Each week, we will be taking a look back at the fascinating history of Burr Ridge and separating fact from fiction. This week, we bring you the first part of a two part series on how the Farmall tractor changed our town, and the country.
Unlike neighboring towns like LaGrange, Hinsdale, or Western Springs, Burr Ridge was still farm country in recent living memory. We still hear stories at the Heritage Society about childhoods “on the farm on Wolf Rd.” and “fishing in the pond down Madison St.” Old-timers gesture over coffee mugs and breakfasts, recalling sledding down local hills that became golf courses or that time when instead of hunting squirrels they captured them for a Mother’s Day “gift”. It’s what we do: tell stories. Granted, some may grow in the telling. But one is no exaggeration: the fame of the Farmall.
Back in 1902, International Harvester Company (now Case International Harvester or CNH) was formed by Cyrus McCormick, Jr (including farm equipment manufacturer Deering). It quickly came to dominate the market at a time of tremendous growth in both assembly-line production (e.g., Ford), population and urban economies.
International Harvester purchased 414 acres of land in 1917 from community farming families for its research facility that included a working experimental farm to test new tractors and other farming equipment. Today when we drive down Plainfield Road between County Line and Madison, look south: that stretch that is now homes and light industry was the birthplace of the one, the only, the McCormick-Deering Farmall tractor.
That may not (at first) sound exciting to you and I nowadays, but it was “the world’s first all-purpose, row-crop tractor” according to CNH. The research facility building was built in 1959, becoming the hub of farm equipment engineering for the world (CNH Engineering is still there, just south of Burr Ridge Park District’s Harvester Park that features a snapshot history of our farm engineering fame). The Farmall was such an engineering advancement, that the site was dedicated in 1980 as an Agricultural Engineering Historic Landmark.
So, what’s all this Farmall fuss about?
The Farmall was invented by Bert R. Benjamin to solve a very real problem in food production. The nation and world had been shifting from being an agricultural to industrial society; but our farming methods still depended on animal-driven power, which was inefficient and not meeting demand. Enter the Farmall. In 1923, right here at the Burr Ridge facility, the first row crop tractor was tested on the acres of corn and grains. Its wide tricycle shape, higher ground clearance, superior power-to-weight ratio, low-cost and multi-function (plowing, cultivating, and harvesting depending on matching implements) made it a new standard.

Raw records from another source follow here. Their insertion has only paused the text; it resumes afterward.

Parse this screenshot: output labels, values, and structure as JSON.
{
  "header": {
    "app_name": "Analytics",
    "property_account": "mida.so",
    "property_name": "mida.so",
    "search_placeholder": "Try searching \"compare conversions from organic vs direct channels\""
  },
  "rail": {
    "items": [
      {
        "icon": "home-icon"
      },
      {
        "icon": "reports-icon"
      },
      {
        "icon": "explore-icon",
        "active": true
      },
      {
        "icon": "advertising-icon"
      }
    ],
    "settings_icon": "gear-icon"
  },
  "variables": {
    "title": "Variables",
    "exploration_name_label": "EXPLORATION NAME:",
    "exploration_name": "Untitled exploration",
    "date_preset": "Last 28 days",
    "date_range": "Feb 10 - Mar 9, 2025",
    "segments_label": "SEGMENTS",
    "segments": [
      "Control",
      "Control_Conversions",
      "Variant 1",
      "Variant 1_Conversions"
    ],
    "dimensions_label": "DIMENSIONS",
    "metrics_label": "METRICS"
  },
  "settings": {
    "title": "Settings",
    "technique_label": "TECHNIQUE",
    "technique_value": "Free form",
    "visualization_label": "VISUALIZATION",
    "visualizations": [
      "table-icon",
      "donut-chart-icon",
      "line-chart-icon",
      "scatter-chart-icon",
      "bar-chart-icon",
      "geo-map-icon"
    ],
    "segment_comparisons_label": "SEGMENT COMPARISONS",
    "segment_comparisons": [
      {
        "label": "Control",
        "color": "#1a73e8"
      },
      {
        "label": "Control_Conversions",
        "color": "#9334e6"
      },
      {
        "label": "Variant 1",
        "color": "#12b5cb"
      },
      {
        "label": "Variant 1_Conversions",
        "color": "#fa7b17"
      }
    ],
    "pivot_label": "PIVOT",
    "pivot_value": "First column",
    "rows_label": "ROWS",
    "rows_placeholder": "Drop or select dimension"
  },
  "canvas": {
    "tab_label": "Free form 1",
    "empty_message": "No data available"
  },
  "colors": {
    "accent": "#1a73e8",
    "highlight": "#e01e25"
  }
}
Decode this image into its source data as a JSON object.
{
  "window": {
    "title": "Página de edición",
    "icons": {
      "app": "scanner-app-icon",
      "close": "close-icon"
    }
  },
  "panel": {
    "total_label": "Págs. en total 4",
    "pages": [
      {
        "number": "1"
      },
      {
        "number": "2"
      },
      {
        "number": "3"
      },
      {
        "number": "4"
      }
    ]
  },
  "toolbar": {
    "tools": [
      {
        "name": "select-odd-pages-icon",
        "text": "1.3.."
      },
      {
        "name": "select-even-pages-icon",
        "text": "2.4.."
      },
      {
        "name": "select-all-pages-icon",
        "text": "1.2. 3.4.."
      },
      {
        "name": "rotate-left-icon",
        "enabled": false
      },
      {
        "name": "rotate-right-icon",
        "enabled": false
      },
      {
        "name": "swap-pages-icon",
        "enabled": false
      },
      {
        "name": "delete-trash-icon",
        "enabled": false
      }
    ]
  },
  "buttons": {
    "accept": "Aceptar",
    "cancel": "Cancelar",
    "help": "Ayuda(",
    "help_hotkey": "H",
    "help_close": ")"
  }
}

In fact, when we think “farm tractor”, children and adults alike still picture a red tractor with big wheels in the back, a seat and little front: why? It’s likely because the Farmall, or “Big Red,” was painted red for safety reasons early in its history. Harvester Red #50 (1936 and revised over the years) was about all you’d see across America’s bread basket fields. A 1943 version of it is even in the Smithsonian.
Those of us who grew up here can still recall going to the research farm to see the new equipment tested: watching those machines “eat up” crops on a late summer afternoon is a fond memory, but isn’t a unique story for these parts.
What is rare? Growing up on the research farm! One lucky boy, Jim Martin—all grown up—is returning to the area to share his memories, pictures and stories about actually living on the International Harvester Experimental Farm, where his dad worked from 1940-1967. So many residents from the original Harvester town worked for International Harvester; but fewer lived right there to witness the rise of the iconic Farmall.
Join us, won’t you, to swap stories with or hear anew from former resident Jim Martin as he takes us on a journey through a key piece of Burr Ridge history.
“Farmalls Were Tested Here!”
When: 7 p.m., April 15, 2014
Where: Pleasantdale Park District Recreation Center
This content was submitted by a member of the community. We’d like to hear from you, too! To share stories, photos, video or events for our calendar, please email Community News Manager Michael Cronin at firstname.lastname@example.org or use the online submission tool.Tags: Mythbusting Burr Ridge history